As income tax sleuths intend to keep a close eye on property purchases from non-residents to ensure buyers have correctly deducted tax at source, extra vigilance is required. If there’s no tax deducted at source (TDS), or wrongly deducted, the I-T department takes action against the buyer and not the non-resident seller. In addition to interest and penalties, the I-T Act prescribes imprisonment of 3 months to 7 years.
An issue that arises is whether the TDS is to be computed against the sale value or the income that is taxable in India in the non-resident’s hands. The latter is technically correct, but has its own challenges. This issue and solutions are analysed below.
How to deduct TDS?
Indore-based chartered accountant Shweta Ajmera says, “According to section 195, which relates to TDS in case of non-residents, tax is deductible on ‘any sum chargeable to tax’. Thus, in case of sale of immovable property by a nonresident, tax is to be deducted on the capital gain amount.”

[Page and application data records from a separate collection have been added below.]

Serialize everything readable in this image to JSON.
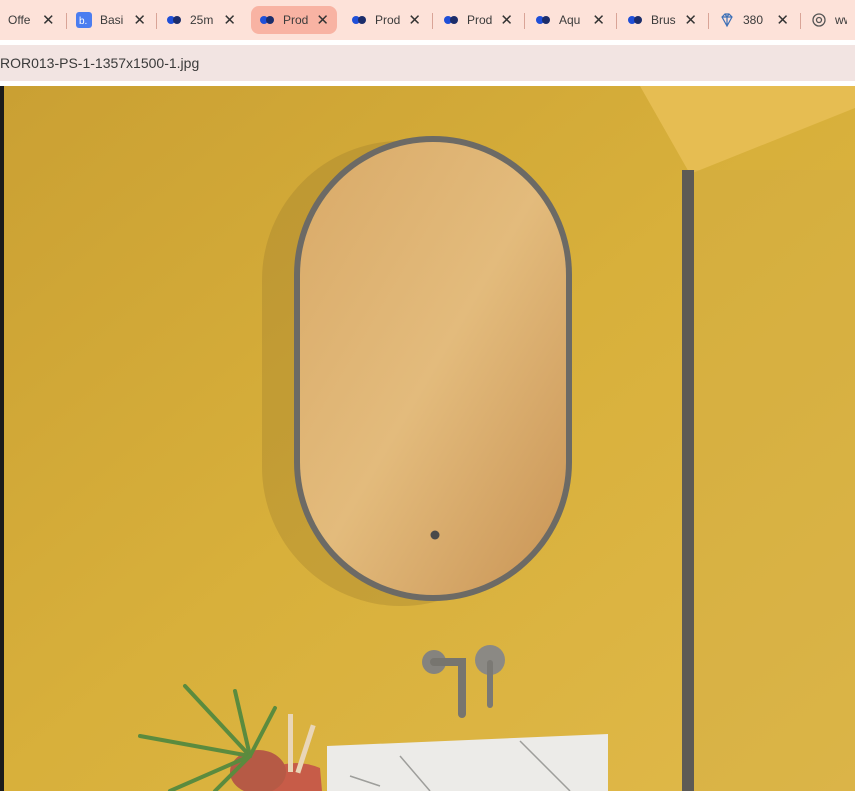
{
  "browser": {
    "tabs": [
      {
        "title": "Offe",
        "favicon": "circle-icon"
      },
      {
        "title": "Basi",
        "favicon": "b-logo-icon"
      },
      {
        "title": "25m",
        "favicon": "dots-logo-icon"
      },
      {
        "title": "Prod",
        "favicon": "dots-logo-icon",
        "active": true
      },
      {
        "title": "Prod",
        "favicon": "dots-logo-icon"
      },
      {
        "title": "Prod",
        "favicon": "dots-logo-icon"
      },
      {
        "title": "Aqu",
        "favicon": "dots-logo-icon"
      },
      {
        "title": "Brus",
        "favicon": "dots-logo-icon"
      },
      {
        "title": "380",
        "favicon": "diamond-icon"
      },
      {
        "title": "www",
        "favicon": "gear-icon"
      }
    ],
    "close_glyph": "✕",
    "address": "ROR013-PS-1-1357x1500-1.jpg"
  },
  "image": {
    "subject": "oval-mirror-bathroom-photo",
    "colors": {
      "wall": "#dbb33c",
      "mirror": "#d7a865",
      "frame": "#6c6a65",
      "basin": "#ecebe8"
    }
  }
}
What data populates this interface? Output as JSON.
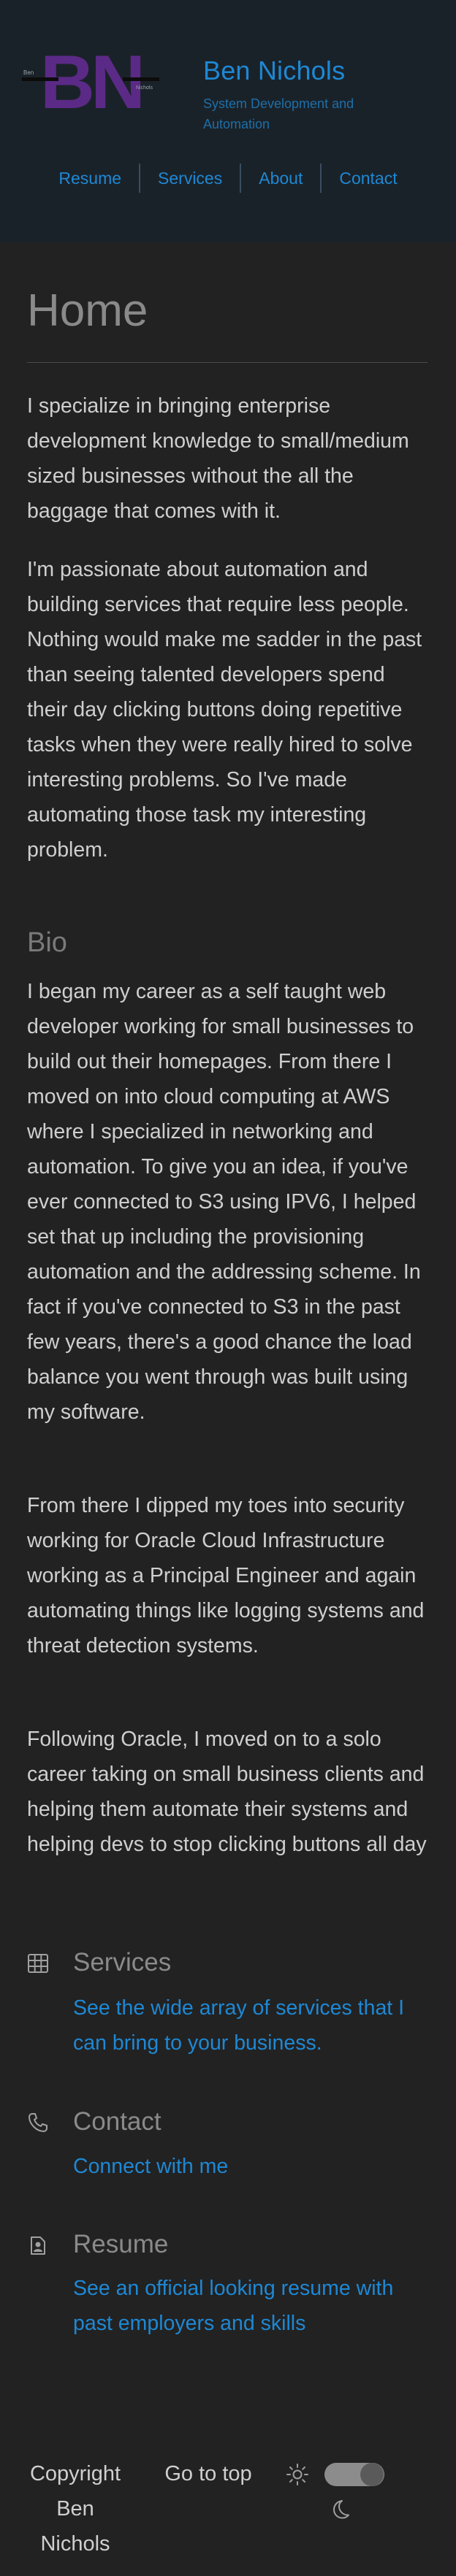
{
  "header": {
    "logo_text": "BN",
    "logo_left_tag": "Ben",
    "logo_right_tag": "Nichols",
    "title": "Ben Nichols",
    "tagline": "System Development and Automation",
    "nav": [
      "Resume",
      "Services",
      "About",
      "Contact"
    ]
  },
  "main": {
    "title": "Home",
    "intro": [
      "I specialize in bringing enterprise development knowledge to small/medium sized businesses without the all the baggage that comes with it.",
      "I'm passionate about automation and building services that require less people. Nothing would make me sadder in the past than seeing talented developers spend their day clicking buttons doing repetitive tasks when they were really hired to solve interesting problems. So I've made automating those task my interesting problem."
    ],
    "bio_heading": "Bio",
    "bio": [
      "I began my career as a self taught web developer working for small businesses to build out their homepages. From there I moved on into cloud computing at AWS where I specialized in networking and automation. To give you an idea, if you've ever connected to S3 using IPV6, I helped set that up including the provisioning automation and the addressing scheme. In fact if you've connected to S3 in the past few years, there's a good chance the load balance you went through was built using my software.",
      "From there I dipped my toes into security working for Oracle Cloud Infrastructure working as a Principal Engineer and again automating things like logging systems and threat detection systems.",
      "Following Oracle, I moved on to a solo career taking on small business clients and helping them automate their systems and helping devs to stop clicking buttons all day"
    ]
  },
  "cards": [
    {
      "icon": "services-grid-icon",
      "title": "Services",
      "link": "See the wide array of services that I can bring to your business."
    },
    {
      "icon": "phone-icon",
      "title": "Contact",
      "link": "Connect with me"
    },
    {
      "icon": "resume-badge-icon",
      "title": "Resume",
      "link": "See an official looking resume with past employers and skills"
    }
  ],
  "footer": {
    "copyright": "Copyright Ben Nichols",
    "go_to_top": "Go to top",
    "theme_toggle_state": "dark"
  },
  "colors": {
    "background": "#222222",
    "header_background": "#1a2229",
    "accent": "#1e88d4",
    "logo_purple": "#5b2a86",
    "muted_heading": "#8a8a8a"
  }
}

Chartered accountant Pankaj Bhuta adds, “In the case of GE India Technology Centre, the Supreme Court held that the TDS obligation is limited to the appropriate proportion of income chargeable under the I-T Act, which forms part of the gross sum of money payable to the non-resident. This means that the tax deductible at source is not on the entire sale value but merely on the net income arising from the sale. However, for computing the capital gains against which TDS is to apply, the buyer will have to depend on details provided by the seller — say, the period of holding of the property — and this adds to the risk. Second, if the seller wishes to invest in specified assets, be it a residential property in India or bonds, and save tax on capital gains, it is difficult for the buyer to ascertain that the investment will be made and conditions specified met.”

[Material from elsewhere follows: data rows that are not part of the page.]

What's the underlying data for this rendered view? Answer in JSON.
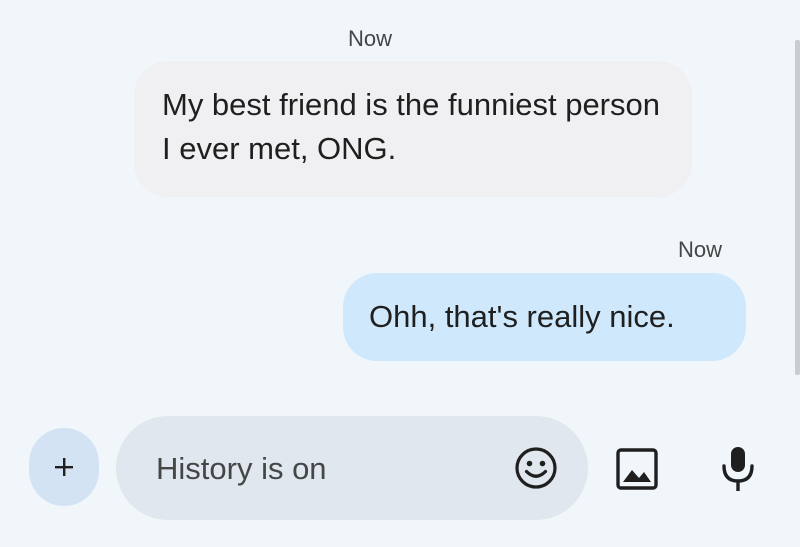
{
  "messages": [
    {
      "direction": "incoming",
      "timestamp": "Now",
      "text": "My best friend is the funniest person I ever met, ONG."
    },
    {
      "direction": "outgoing",
      "timestamp": "Now",
      "text": "Ohh, that's really nice."
    }
  ],
  "composer": {
    "placeholder": "History is on",
    "value": "",
    "add_icon": "plus-icon",
    "emoji_icon": "emoji-icon",
    "gallery_icon": "image-icon",
    "mic_icon": "mic-icon"
  },
  "colors": {
    "background": "#f1f6fb",
    "incoming_bubble": "#f0f0f2",
    "outgoing_bubble": "#cfe8fb",
    "compose_field": "#e1e7ee",
    "add_button": "#d3e3f4",
    "icon": "#1f1f1f"
  }
}
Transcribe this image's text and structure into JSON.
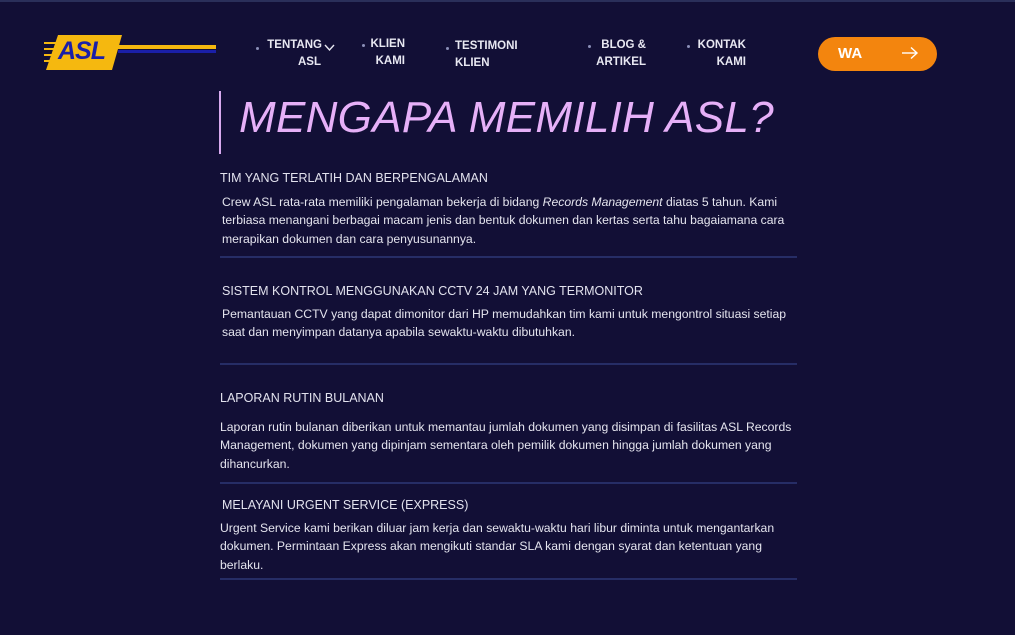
{
  "brand": {
    "logo_text": "ASL"
  },
  "nav": {
    "items": [
      {
        "label_line1": "TENTANG",
        "label_line2": "ASL"
      },
      {
        "label_line1": "KLIEN",
        "label_line2": "KAMI"
      },
      {
        "label_line1": "TESTIMONI KLIEN",
        "label_line2": ""
      },
      {
        "label_line1": "BLOG &",
        "label_line2": "ARTIKEL"
      },
      {
        "label_line1": "KONTAK",
        "label_line2": "KAMI"
      }
    ],
    "cta_label": "WA"
  },
  "heading": "MENGAPA MEMILIH ASL?",
  "features": [
    {
      "title": "TIM YANG TERLATIH DAN BERPENGALAMAN",
      "body_a": "Crew ASL rata-rata memiliki pengalaman bekerja di bidang ",
      "body_em": "Records Management",
      "body_b": " diatas 5 tahun. Kami terbiasa menangani berbagai macam jenis dan bentuk dokumen dan kertas serta tahu bagaiamana cara merapikan dokumen dan cara penyusunannya."
    },
    {
      "title": "SISTEM KONTROL MENGGUNAKAN CCTV 24 JAM YANG TERMONITOR",
      "body": "Pemantauan CCTV yang dapat dimonitor dari HP memudahkan tim kami untuk mengontrol situasi setiap saat dan menyimpan datanya apabila sewaktu-waktu dibutuhkan."
    },
    {
      "title": "LAPORAN RUTIN BULANAN",
      "body": "Laporan rutin bulanan diberikan untuk memantau jumlah dokumen yang disimpan di fasilitas ASL Records Management, dokumen yang dipinjam sementara oleh pemilik dokumen hingga jumlah dokumen yang dihancurkan."
    },
    {
      "title": "MELAYANI URGENT SERVICE (EXPRESS)",
      "body": "Urgent Service kami berikan diluar jam kerja dan sewaktu-waktu hari libur diminta untuk mengantarkan dokumen. Permintaan Express akan mengikuti standar SLA kami dengan syarat dan ketentuan yang berlaku."
    }
  ],
  "colors": {
    "background": "#120f36",
    "accent_orange": "#f3850e",
    "heading_pink": "#e6b0f8",
    "logo_blue": "#1a1fa8",
    "logo_yellow": "#f5b80f"
  }
}
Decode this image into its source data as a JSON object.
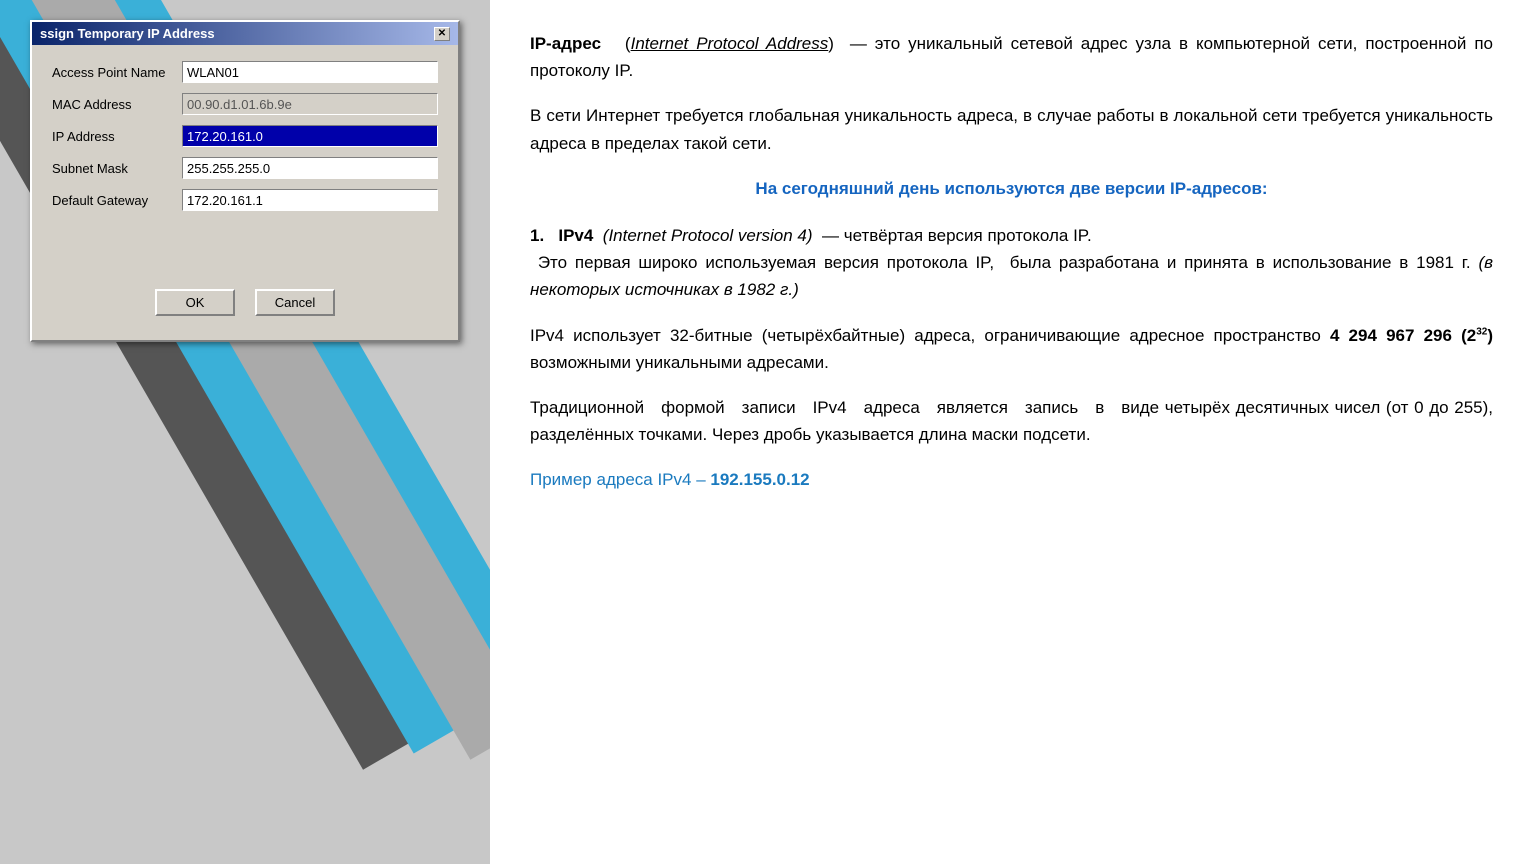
{
  "dialog": {
    "title": "ssign Temporary IP Address",
    "fields": [
      {
        "label": "Access Point Name",
        "value": "WLAN01",
        "type": "text"
      },
      {
        "label": "MAC Address",
        "value": "00.90.d1.01.6b.9e",
        "type": "readonly"
      },
      {
        "label": "IP Address",
        "value": "172.20.161.0",
        "type": "selected"
      },
      {
        "label": "Subnet Mask",
        "value": "255.255.255.0",
        "type": "text"
      },
      {
        "label": "Default Gateway",
        "value": "172.20.161.1",
        "type": "text"
      }
    ],
    "ok_label": "OK",
    "cancel_label": "Cancel"
  },
  "content": {
    "para1_pre": "IP-адрес",
    "para1_italic_underline": "(Internet Protocol Address)",
    "para1_rest": " — это уникальный сетевой адрес узла в компьютерной сети, построенной по протоколу IP.",
    "para2": "В сети Интернет требуется глобальная уникальность адреса, в случае работы в локальной сети требуется уникальность адреса в пределах такой сети.",
    "heading_blue": "На сегодняшний день используются две версии IP-адресов:",
    "section1_num": "1.",
    "section1_bold": "IPv4",
    "section1_italic": "(Internet Protocol version 4)",
    "section1_rest": " — четвёртая версия протокола IP.",
    "section1_para": "Это первая широко используемая версия протокола IP,  была разработана и принята в использование в 1981 г.",
    "section1_italic2": "(в некоторых источниках в 1982 г.)",
    "ipv4_para": "IPv4 использует 32-битные (четырёхбайтные) адреса, ограничивающие адресное пространство",
    "ipv4_bold": "4 294 967 296 (2",
    "ipv4_sup": "32",
    "ipv4_rest": ") возможными уникальными адресами.",
    "trad_para": "Традиционной формой записи IPv4 адреса является запись в виде четырёх десятичных чисел (от 0 до 255), разделённых точками. Через дробь указывается длина маски подсети.",
    "example_pre": "Пример адреса IPv4 –",
    "example_bold": "192.155.0.12"
  }
}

Gains arising from sale of property held for more than two years (the period of holding was three years prior to the Finance Act 2017) are long-term capital gains subject to tax at the rate of 20% plus applicable surcharge and cess. Typically, non-residents sell their property after this holding period is completed.
But a reader got a notice for short deduction even as he had deducted TDS at 20% plus applicable surcharge and cess. The penalties cost him nearly Rs 2 lakh. The reason: The buyer has to deduct TDS at the slab rate where the property is sold by the non-resident within two years of its purchase. The slab rate of 30% applies for taxable income above Rs 10 lakh.
What to do
The buyer or seller can approach the I-T department to obtain a withholding tax order (referred to as a certificate), which gives a finality on the TDS amount. KPMG India tax partner Parizad Sirwalla says, “But this is time-consuming and requires prior planning.” Bhuta adds, “If the application for a withholding order is submitted after payment of advance deposit, such application is rejected (according to CBDT’s circular 774 dated March 17, 1999). Thus, parties should be careful.”
In the absence of such a certificate, it is safer for the buyer to deduct TDS at 20% on the sale value and not the capital gains of the non-resident seller. Generally, this results in the non-resident seller having to seek a refund from the I-T department.
(This is the concluding part of our series on purchasing property from non-residents)
Source : Times Of India